═════ DATASET ENTRIES ═════

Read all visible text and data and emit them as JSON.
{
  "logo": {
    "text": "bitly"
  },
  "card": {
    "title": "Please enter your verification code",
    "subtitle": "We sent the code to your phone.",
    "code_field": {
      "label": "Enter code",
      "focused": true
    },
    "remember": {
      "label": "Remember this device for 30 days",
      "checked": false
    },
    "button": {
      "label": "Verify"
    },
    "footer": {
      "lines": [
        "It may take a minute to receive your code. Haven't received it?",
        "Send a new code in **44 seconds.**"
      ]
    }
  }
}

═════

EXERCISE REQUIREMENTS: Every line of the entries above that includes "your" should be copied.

ANSWER BOX:
    "title": "Please enter your verification code",
    "subtitle": "We sent the code to your phone.",
        "It may take a minute to receive your code. Haven't received it?",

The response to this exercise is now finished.